My text is an exuberant promise, but it is knit on to something before, by that 'and' at the beginning of the verse. It is a promise, as all God's promises are, on conditions. And here are the conditions. 'Be careful for nothing; but in everything by prayer and supplication, with thanksgiving, let your requests be made known unto God.' That defines the conditions in part; and the last words of the text itself complete the definition. 'In Christ Jesus' describes, not so much where we are to be kept, as a condition under which we shall be kept. How, then, can I get this peace into my turbulent, changeful life?
I answer, first, trust is peace. It is always so; even when it is misplaced we are at rest. The condition of repose for the human heart is that we shall be 'in Christ,' who has said, 'In the world ye shall have tribulation, but in Me ye shall have peace.' And how may I be 'in Him'? Simply by trusting myself to Him. That brings peace with God.
The sinless Son of God has died on the Cross, a sacrifice for the sins of the whole world, for yours and for mine. Let us trust to that, and we shall have peace with God, through our Lord Jesus Christ. And 'in Him' we have, by trust, inward peace, for He, through our faith, controls our whole natures, and Faith leads the lion in a silken leash, like Spenser's Una. Trust in Christ brings peace amid outward sorrows and conflicts. When the pilot comes on board the captain does not leave the bridge, but stands by the pilot's side. His responsibility is past, but his duties are not over. And when Christ comes into my heart, my effort, my judgment, are not made unnecessary, or put on one side. Let Him take the command, and stand beside Him, and carry out His orders, and you will find rest to your souls.

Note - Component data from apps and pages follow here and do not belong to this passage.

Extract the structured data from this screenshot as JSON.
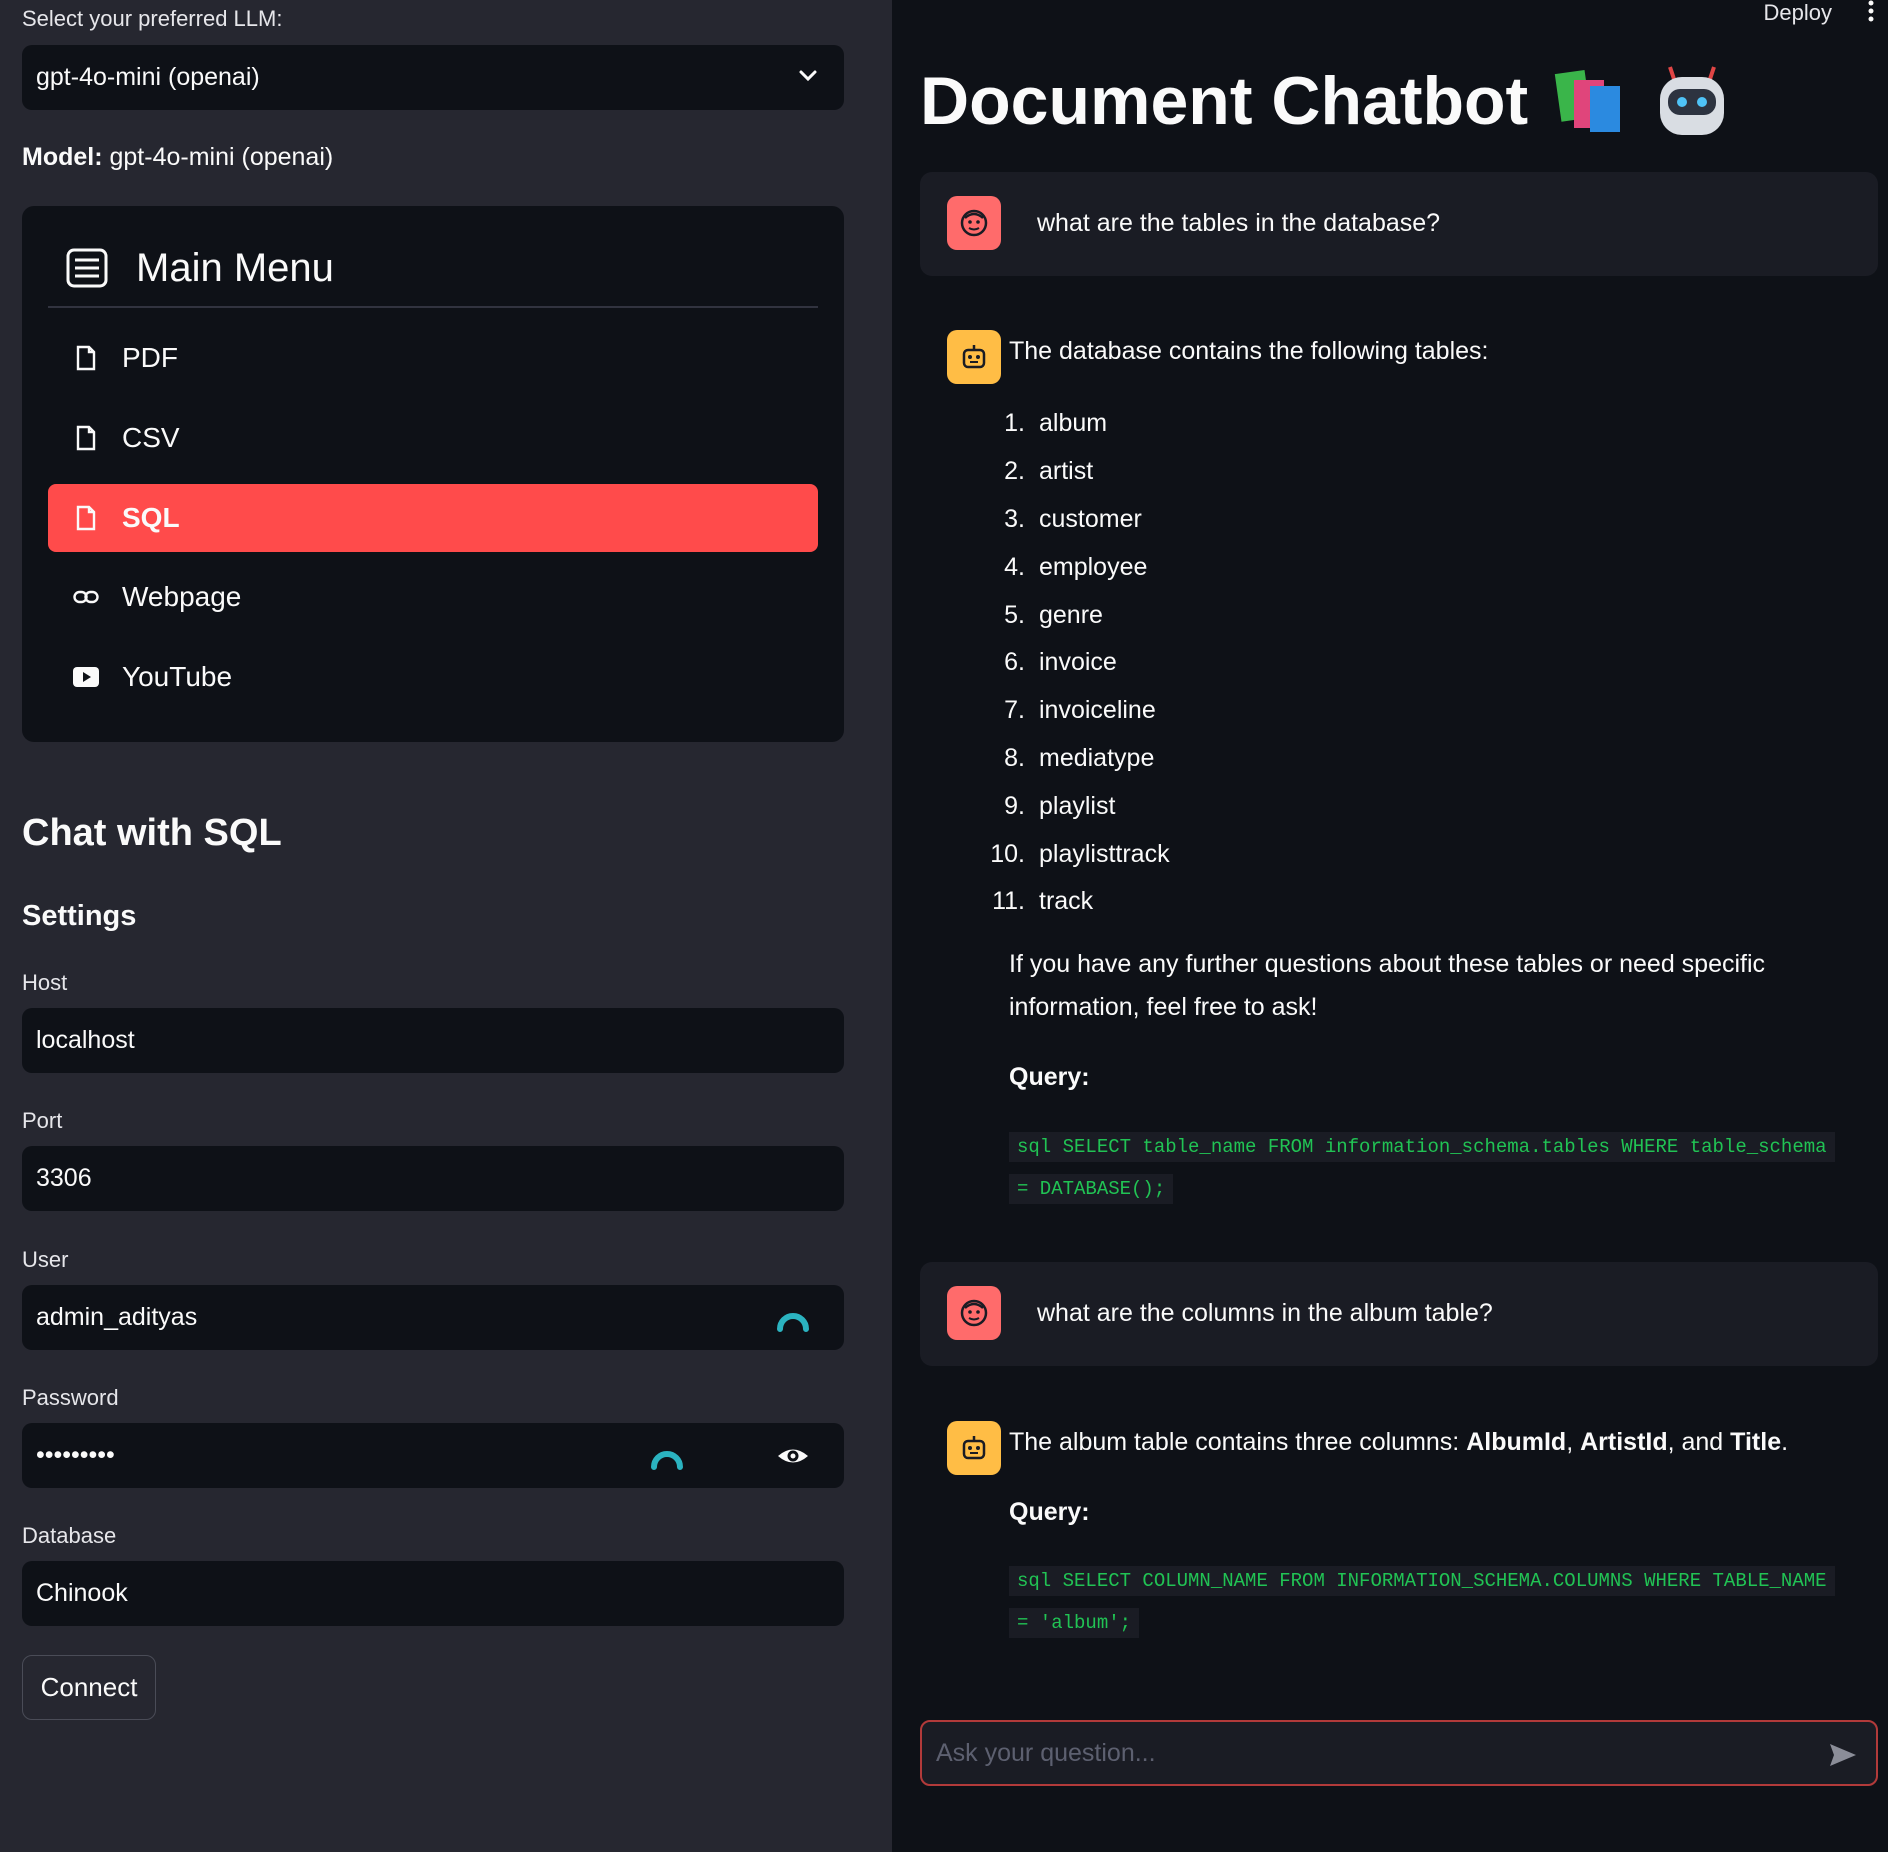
{
  "sidebar": {
    "llm_label": "Select your preferred LLM:",
    "llm_selected": "gpt-4o-mini (openai)",
    "model_prefix": "Model:",
    "model_value": " gpt-4o-mini (openai)",
    "menu": {
      "title": "Main Menu",
      "items": [
        {
          "label": "PDF",
          "icon": "file-icon",
          "active": false
        },
        {
          "label": "CSV",
          "icon": "file-icon",
          "active": false
        },
        {
          "label": "SQL",
          "icon": "file-icon",
          "active": true
        },
        {
          "label": "Webpage",
          "icon": "link-icon",
          "active": false
        },
        {
          "label": "YouTube",
          "icon": "youtube-icon",
          "active": false
        }
      ]
    },
    "section_title": "Chat with SQL",
    "settings_title": "Settings",
    "fields": {
      "host": {
        "label": "Host",
        "value": "localhost"
      },
      "port": {
        "label": "Port",
        "value": "3306"
      },
      "user": {
        "label": "User",
        "value": "admin_adityas"
      },
      "password": {
        "label": "Password",
        "value": "•••••••••"
      },
      "database": {
        "label": "Database",
        "value": "Chinook"
      }
    },
    "connect_label": "Connect"
  },
  "main": {
    "deploy_label": "Deploy",
    "title": "Document Chatbot",
    "messages": {
      "q1": "what are the tables in the database?",
      "a1_intro": "The database contains the following tables:",
      "a1_tables": [
        "album",
        "artist",
        "customer",
        "employee",
        "genre",
        "invoice",
        "invoiceline",
        "mediatype",
        "playlist",
        "playlisttrack",
        "track"
      ],
      "a1_outro_line1": "If you have any further questions about these tables or need specific",
      "a1_outro_line2": "information, feel free to ask!",
      "query_label": "Query:",
      "a1_query_line1": "sql SELECT table_name FROM information_schema.tables WHERE table_schema",
      "a1_query_line2": "= DATABASE();",
      "q2": "what are the columns in the album table?",
      "a2_prefix": "The album table contains three columns: ",
      "a2_col1": "AlbumId",
      "a2_sep1": ", ",
      "a2_col2": "ArtistId",
      "a2_sep2": ", and ",
      "a2_col3": "Title",
      "a2_end": ".",
      "a2_query_line1": "sql SELECT COLUMN_NAME FROM INFORMATION_SCHEMA.COLUMNS WHERE TABLE_NAME",
      "a2_query_line2": "= 'album';"
    },
    "input_placeholder": "Ask your question..."
  },
  "colors": {
    "accent": "#ff4b4b",
    "user_avatar": "#ff6b6b",
    "bot_avatar": "#ffbd45",
    "code": "#21c354"
  }
}
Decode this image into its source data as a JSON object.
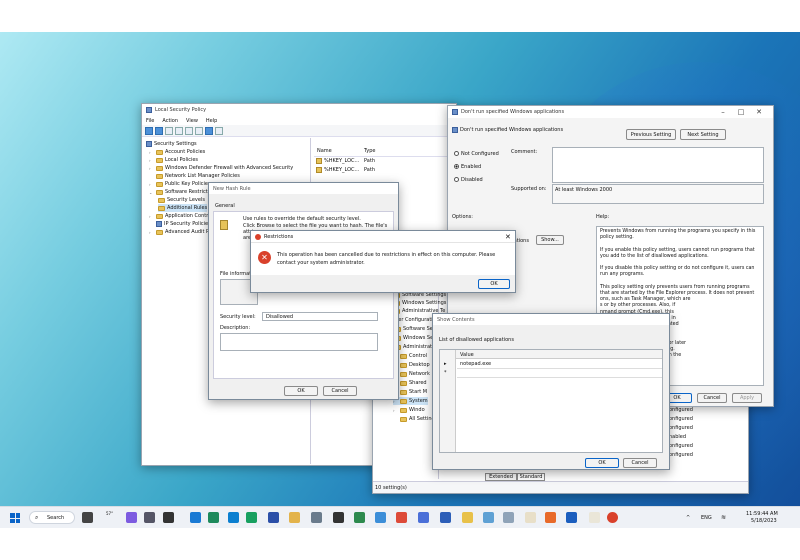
{
  "lsp": {
    "title": "Local Security Policy",
    "menu": [
      "File",
      "Action",
      "View",
      "Help"
    ],
    "tree": [
      "Security Settings",
      "Account Policies",
      "Local Policies",
      "Windows Defender Firewall with Advanced Security",
      "Network List Manager Policies",
      "Public Key Policies",
      "Software Restriction",
      "Security Levels",
      "Additional Rules",
      "Application Control",
      "IP Security Policies",
      "Advanced Audit P"
    ],
    "columns": [
      "Name",
      "Type"
    ],
    "rows": [
      {
        "name": "%HKEY_LOC...",
        "type": "Path"
      },
      {
        "name": "%HKEY_LOC...",
        "type": "Path"
      }
    ]
  },
  "hash": {
    "title": "New Hash Rule",
    "tab": "General",
    "intro": "Use rules to override the default security level.",
    "intro2": "Click Browse to select the file you want to hash. The file's",
    "intro3": "attri",
    "intro4": "are",
    "file_info_label": "File information",
    "security_level_label": "Security level:",
    "security_level_value": "Disallowed",
    "description_label": "Description:",
    "ok": "OK",
    "cancel": "Cancel"
  },
  "restrict": {
    "title": "Restrictions",
    "message1": "This operation has been cancelled due to restrictions in effect on this computer. Please",
    "message2": "contact your system administrator.",
    "ok": "OK"
  },
  "gp": {
    "title": "Don't run specified Windows applications",
    "header": "Don't run specified Windows applications",
    "prev": "Previous Setting",
    "next": "Next Setting",
    "not_configured": "Not Configured",
    "enabled": "Enabled",
    "disabled": "Disabled",
    "comment": "Comment:",
    "supported_on": "Supported on:",
    "supported_value": "At least Windows 2000",
    "options": "Options:",
    "help": "Help:",
    "list_label": "List of disallowed applications",
    "show": "Show...",
    "help_lines": [
      "Prevents Windows from running the programs you specify in this",
      "policy setting.",
      "",
      "If you enable this policy setting, users cannot run programs that",
      "you add to the list of disallowed applications.",
      "",
      "If you disable this policy setting or do not configure it, users can",
      "run any programs.",
      "",
      "This policy setting only prevents users from running programs",
      "that are started by the File Explorer process. It does not prevent",
      "ons, such as Task Manager, which are",
      "s or by other processes.  Also, if",
      "nmand prompt (Cmd.exe), this",
      "them from starting programs in",
      "though they would be prevented",
      "plorer.",
      "",
      "ications with Windows 2000 or later",
      "comply with this policy setting.",
      "ed applications, click Show.  In the"
    ],
    "ok": "OK",
    "cancel": "Cancel",
    "apply": "Apply"
  },
  "gpe": {
    "tree": [
      "Software Settings",
      "Windows Settings",
      "Administrative Te",
      "User Configuration",
      "Software Se",
      "Windows Se",
      "Administrati",
      "Control",
      "Desktop",
      "Network",
      "Shared",
      "Start M",
      "System",
      "Windo",
      "All Setting"
    ],
    "states": [
      "onfigured",
      "onfigured",
      "onfigured",
      "nabled",
      "onfigured",
      "onfigured"
    ],
    "tabs": [
      "Extended",
      "Standard"
    ],
    "status": "10 setting(s)"
  },
  "show": {
    "title": "Show Contents",
    "label": "List of disallowed applications",
    "col": "Value",
    "row1": "notepad.exe",
    "ok": "OK",
    "cancel": "Cancel"
  },
  "taskbar": {
    "search": "Search",
    "lang": "ENG",
    "time": "11:59:44 AM",
    "date": "5/18/2023",
    "weather": "57°"
  },
  "colors": {
    "accent": "#0a64c8",
    "error": "#d9412b"
  }
}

Again, submission is peace. What makes our troubles is not outward circumstances, howsoever afflictive they may be, but the resistance of our spirits to the circumstances. And where a man's will bends and says, 'Not mine but Thine be done,' there is calm. Submission is like the lotion that is applied to mosquito bites -- it takes away the irritation, though the puncture be left. Submission is peace, both as resignation and as obedience.
Communion is peace. You will get no quiet until you live with God. Until He is at your side you will always be moved.
So, dear friend, fix this in your minds: a life without Christ is a life without peace. Without Him you may have excitement, pleasure, gratified passions, success, accomplished hopes, but peace never! You never have had it, have you? If you live without Him, you may forget that you have not Him, and you can plunge into the world, and so lose the consciousness of the aching void, but it is there all the same. You never will have peace until you go to Him. There is only one way to get it. The Christless heart is like the troubled sea that cannot rest. There is no peace for it. But in Him you can get it for the asking. 'The chastisement of our peace was laid upon Him.' For our sakes He died on the Cross, so making peace. Trust Him as your only hope, Saviour and friend, and the God of peace will 'fill you with all joy and peace in believing.' Then bow your wills to Him in acceptance of His providence, and in obedience to His commands, and so, 'your peace shall be as a river, and your righteousness as the waves of the sea.' Then keep your hearts in union and communion with Him, and so His presence will keep you in perfect peace whilst conflicts last, and, with Him at your side, you will pass through the valley of the shadow of death undisturbed, and come to the true Salem, the city of peace, where they beat their swords into ploughshares, and learn and fear war no more.